As the first African Director General to lead the organisation, Dr. Sanginga was recognised by the Prize committee as a powerful force behind many of the organisation’s impressive achievements – and for its imaginative new strategic direction that has taken it into areas like artificial intelligence and business development.
He also was praised for decisively extending IITA’s reach across the continent. When he was appointed in 2012, IITA’s physical presence in Africa was limited to its headquarters in Nigeria.
Today, it has 18 country offices and regional hubs in East, Central and Southern Africa – each with its own state of the art research facilities and stations.

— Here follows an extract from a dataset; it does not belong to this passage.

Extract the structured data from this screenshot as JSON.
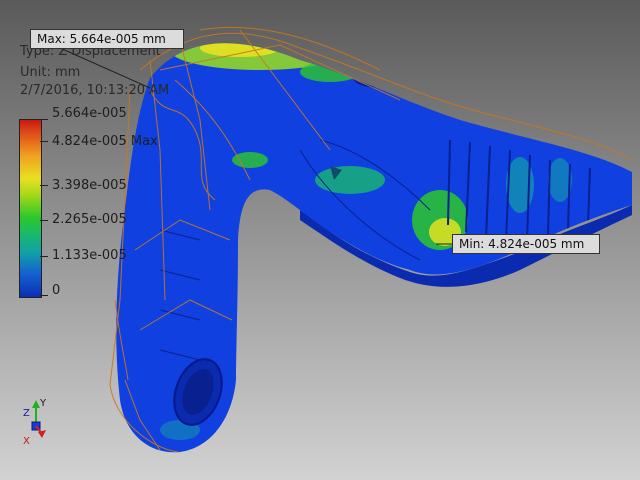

“We want African governments and institutions to feel the presence of IITA and know that we are invested in the long-term future of the continent,” said Sanginga.
“For me, it was important to have more tangible connections with the communities we are serving and while I am a big fan of virtual collaborations, Africans still place a lot of value in face to face exchanges.”
In addition to Dr. Sanginga, also recognised by the committee were hundreds high-performing experts that IITA has recruited, trained and developed over the years, many of them going on to become pre-eminent leaders on the continent and champions for agriculture.
They include: Dr. Akin Adesina, President of the African Development Bank; Dr. Kanayo Nwanze, former Head of the International Fund for Agricultural Development (IFAD) and 2016 winner of the Africa Food Prize, as well as Dr. Agnes Kalibata, President of the Alliance for a Green Revolution in Africa (AGRA).
Courtesy: PAMACC News Agency